In May, Gov. Charlie Crist vetoed $9.7 million in state funding for Shands Hospital. The funding was more than just $9.7 million, as the funding was necessary to receive another $12 million in grants for medical care for poor people. Since 1981, Shands had received the funding, until Crist spun bull and said he vetoed the funds because it, "didn't have the complete committee vetting opportunity." The funds were included in Crist's January 2010 proposed budget and all of his previous budget proposals.
Crist probably vetoed the funds because he was pissed at North Florida Republicans who threw him under the bus for Marco Rubio. But, in my warped mind, I see a FSU governor screwing Florida's elite teaching hospital. Look a little deeper and you realize that the Senate budget writer who wrote the Shands appropriation is Ben Hill Griffin's grandson. Plus, Rubio spent his undergrad years at Santa Fe and UF. The recent Legislative special session overrode Crist's veto (the only line-item veto that was addressed), led by a House Speaker who is a UF grad and Senate President who teaches at UF.

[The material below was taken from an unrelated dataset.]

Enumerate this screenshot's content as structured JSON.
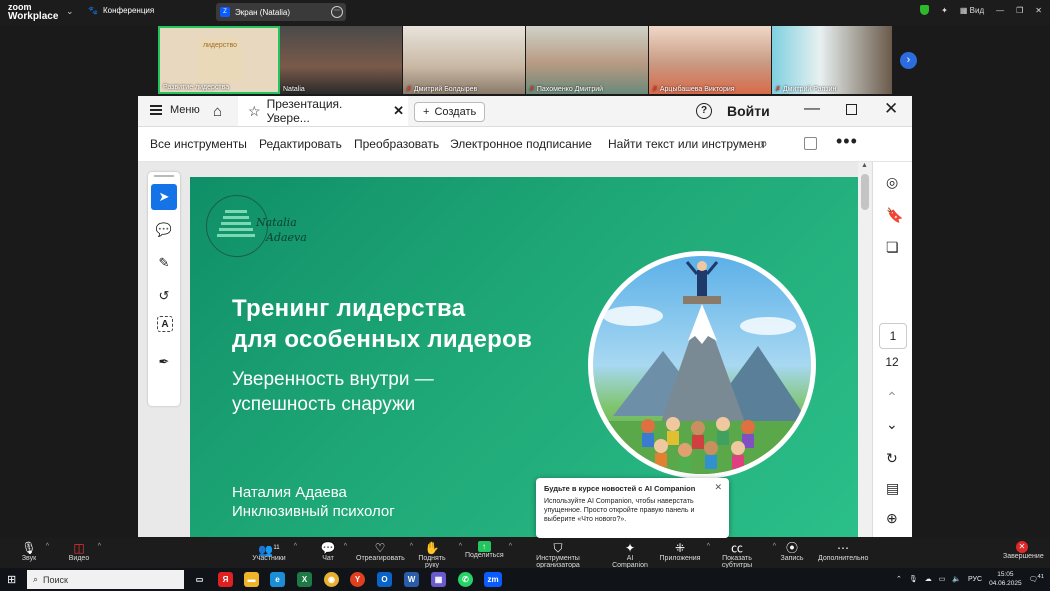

That I see things in shades of orange and blue is probably to be expected. To see government that way, is a little extreme. But such is the case for my love of Florida and my hatred of Florida State.
FSU fans like to claim that UF fans are being elitists or snobs. We're actually being protective of Florida. Two hours north and west of Gainesville is a school that doesn't just have a circus, but includes the circus in their physics curriculum. FSU fans would rather win a National Championship than to have their degrees be worth more than the paper they were printed on. When a cheating scandal flowed through their athletic department, they were more concerned about Bobby Bowden's precious wins, and not about the collateral damage to their elite track and baseball teams. Florida isn't clean either, but we want nothing to do with a school that endorses kids cheating on tests and a fanbase that is more worried about an old man's wins than National Championships in all sports. (For all the discipline problems UF has had, at least we don't tolerate cheating.)
The worst fanbase I have encountered is the one from Tallahassee. LSU fans will curse at you and feed you. Tennessee fans will only stare at you from behind an Earnhardt mustache. Georgia fans will get on their high horse, then sit next to you at the Landings and talk football. FSU fans yell at girls.
Even in a bad year, you see Florida gear in public. My father, who still has his 1000-yard stare from working in Manhattan, had people approach him the two times this year it was cold enough for his UF jacket. In the last five years, more people joined the UF bandwagon, but a surprising number have hung on. They got on because of our athletic success, but stayed on because of our cultural significance.
For a time, FSU was that school. With Deion Sanders and Charlie Ward, FSU entered the national conversation and, in Deion's case, gained fans thanks to their pro play. In Tampa, Derrick Brooks and Warrick Dunn made plenty of Bucs fans into FSU fans, for their class on and off the field. But those four players are gone and retired. In their wake is a football program that can't win their league (unless they get help this weekend) and a school struggling to survive in a bad economy. Contrast that to UF's recent on-field success, ability to adapt to changing economics (block tuition and healthcare for domestic partners) and desire to build bigger and better. The furor over the Shands veto was an example of UF's status statewide. Status is what FSU wants.
For Saturday's game, FSU looks to be a three-point favorite, which I think gives too much credit to the Gators. After all, if the team couldn't show up for a frenzied home crowd with the division on the line, they won't show up in Tally. FSU might win this year, especially considering UF's lack of momentum and the law of averages deciding UF cannot win seven consecutive games in the series. If that is the case, don't get too upset about it, especially in a rebuilding year. After all, we might lose a football game, but we win in life.